Doha (AFP) – A cartoon series about an alien who crash-landed in World Cup host Qatar aims to ease a culture clash between more than a million foreign football fans and locals. this conservative state.
Like arriving fans, Kawkabani, star of the series launched by Qatar’s premier animation studio, must learn Arabic pronunciation, how to drink coffee and find out that Qataris cook way too much food for their guests.
Creators Hossein Heydar and Amal al-Shammari hope the series will help Qataris better understand the 1.4 million football fanatics who are expected to besiege them in November and December.
Conservative Qataris prefer to sip specialty coffee and juices while European soccer fans are known for their beer-fueled good times on the streets.
Kawkabani seeks “to explain to Qataris that there has to be an acceptance of these cultures…and help them (visitors) to co-exist or understand Qatari culture as well,” said Shammari, who wrote the scripts.
The first two 10-minute episodes of “Kawkabani” – which means “The Nobody’s Planet” in Arabic – have already been released on YouTube by their company, Nefaish Animation.
“As an animation studio, we looked at content from the region, even in Qatar, and we felt there was a lack of content that represents Qatari culture,” said Shammari, Creative Director of Nefaish. .
The Arabic words were sometimes scrambled and the costumes not always quite right.
“We felt we needed a studio in Qatar that pays attention to all of these details and represents Qatari culture in the right way,” he said.

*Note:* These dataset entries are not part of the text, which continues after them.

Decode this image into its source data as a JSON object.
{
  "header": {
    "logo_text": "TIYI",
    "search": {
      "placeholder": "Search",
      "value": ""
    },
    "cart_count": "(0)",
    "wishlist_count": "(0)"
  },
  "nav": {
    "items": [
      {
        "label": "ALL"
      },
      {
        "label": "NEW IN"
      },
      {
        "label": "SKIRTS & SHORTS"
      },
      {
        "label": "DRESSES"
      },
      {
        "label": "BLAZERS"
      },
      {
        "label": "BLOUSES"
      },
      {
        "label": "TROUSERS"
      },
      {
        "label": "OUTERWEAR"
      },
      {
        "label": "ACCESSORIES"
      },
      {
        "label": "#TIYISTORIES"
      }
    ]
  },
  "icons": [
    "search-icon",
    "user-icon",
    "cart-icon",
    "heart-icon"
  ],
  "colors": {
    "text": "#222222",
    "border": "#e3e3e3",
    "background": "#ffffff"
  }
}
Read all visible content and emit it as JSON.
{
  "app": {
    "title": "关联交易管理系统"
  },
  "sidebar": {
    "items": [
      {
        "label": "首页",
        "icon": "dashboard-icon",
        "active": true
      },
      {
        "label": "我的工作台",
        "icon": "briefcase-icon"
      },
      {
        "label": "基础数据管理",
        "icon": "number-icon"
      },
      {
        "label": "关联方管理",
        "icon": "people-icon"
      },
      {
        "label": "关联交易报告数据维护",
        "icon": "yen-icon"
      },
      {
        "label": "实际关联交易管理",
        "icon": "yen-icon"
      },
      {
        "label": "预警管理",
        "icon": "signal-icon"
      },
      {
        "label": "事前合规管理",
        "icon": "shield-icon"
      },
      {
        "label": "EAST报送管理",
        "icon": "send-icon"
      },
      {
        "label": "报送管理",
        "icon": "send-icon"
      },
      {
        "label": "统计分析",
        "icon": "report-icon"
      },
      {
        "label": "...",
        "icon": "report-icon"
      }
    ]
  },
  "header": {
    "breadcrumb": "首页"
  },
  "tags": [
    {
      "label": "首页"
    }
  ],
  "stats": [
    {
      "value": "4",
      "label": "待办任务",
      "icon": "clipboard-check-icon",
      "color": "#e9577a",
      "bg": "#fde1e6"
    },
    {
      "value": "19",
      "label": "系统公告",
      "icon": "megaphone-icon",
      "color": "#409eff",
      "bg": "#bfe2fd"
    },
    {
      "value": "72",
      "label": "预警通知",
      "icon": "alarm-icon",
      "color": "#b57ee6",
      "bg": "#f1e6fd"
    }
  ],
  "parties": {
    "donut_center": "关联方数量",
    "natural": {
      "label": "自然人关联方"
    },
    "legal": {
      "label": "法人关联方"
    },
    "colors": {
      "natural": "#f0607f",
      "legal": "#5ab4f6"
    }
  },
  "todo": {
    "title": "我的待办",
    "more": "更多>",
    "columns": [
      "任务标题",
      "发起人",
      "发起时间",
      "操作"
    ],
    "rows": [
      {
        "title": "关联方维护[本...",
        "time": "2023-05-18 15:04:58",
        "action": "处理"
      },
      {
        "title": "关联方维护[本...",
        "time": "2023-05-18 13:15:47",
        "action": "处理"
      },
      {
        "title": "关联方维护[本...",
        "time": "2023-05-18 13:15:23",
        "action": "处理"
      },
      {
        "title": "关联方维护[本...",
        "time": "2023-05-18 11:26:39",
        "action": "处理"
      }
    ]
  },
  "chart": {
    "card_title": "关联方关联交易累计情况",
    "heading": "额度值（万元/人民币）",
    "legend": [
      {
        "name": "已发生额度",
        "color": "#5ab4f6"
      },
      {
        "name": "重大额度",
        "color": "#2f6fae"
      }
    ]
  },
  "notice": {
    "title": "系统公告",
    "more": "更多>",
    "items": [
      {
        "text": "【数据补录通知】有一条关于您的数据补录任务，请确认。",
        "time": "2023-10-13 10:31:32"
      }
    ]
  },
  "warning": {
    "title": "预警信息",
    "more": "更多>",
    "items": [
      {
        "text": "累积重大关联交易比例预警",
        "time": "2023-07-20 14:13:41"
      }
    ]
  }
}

The triumph of little Qatar in obtaining the right to host the World Cup gives it the opportunity to show its customs and idiosyncrasies.
“When the Alien drops in Doha, again, he’s a foreigner, so he doesn’t know anything, so we don’t expect him to understand Qatari society and in the Qatari society we have,” said Shammari, who wrote the screenplay.
“We want to explain many things and share our culture with visitors.”
Nefaish only hired artists from the Middle East with knowledge of Arab culture, added Heydar, in charge of animation.
Besides Kawkabani, the series has three main Qatari characters representing what the creators consider to be the main components of the 270,000 strong indigenous community, which lives alongside more than 2.5 million foreign workers.
– Coffee culture –
Faisal is a traditional Bedouin, the community that inhabited the desert.
“You know they’re more proud of their culture, and sometimes they overreact,” Shammari said.
But “they would support you no matter what. They will always be there for you.
Saad, another of the Qatari characters, is a more “modern” city dweller. “He’s open to different cultures, he’s open to people, he wants to be a businessman,” the writer said.
As for Khalifa, he represents the growing mixed community in Qatar. Vegan, his mother is British and his father Qatari.
Each of the five episodes of the first series – translated into English, French, Spanish, Hindi, Mandarin Chinese and Japanese on YouTube – shows the Qatari way of life, especially food and drink.
Kawkabani gets in trouble for not knowing the right hand gesture used to indicate drinking too much coffee. But the series also pokes fun at Qataris.
Kawkabani was partly funded by Qatar World Cup organizers Supreme Committee for Delivery and Legacy, as well as the Doha Film Institute and telecommunications giant Vodafone.
Although early programs did not address controversial issues such as the rights of migrant workers and women, Heydar insisted that there was complete artistic freedom.
“It’s our show and the sponsors have been very supportive of us and they’ve given us all the freedom to make it the way we see it,” he said.
The couple are already planning two more series alongside other projects to showcase Arab culture.
“Our heritage is full of stories, full of characters, full of heroes and we want to present them from Qatar or the Arab region to the whole world,” he said.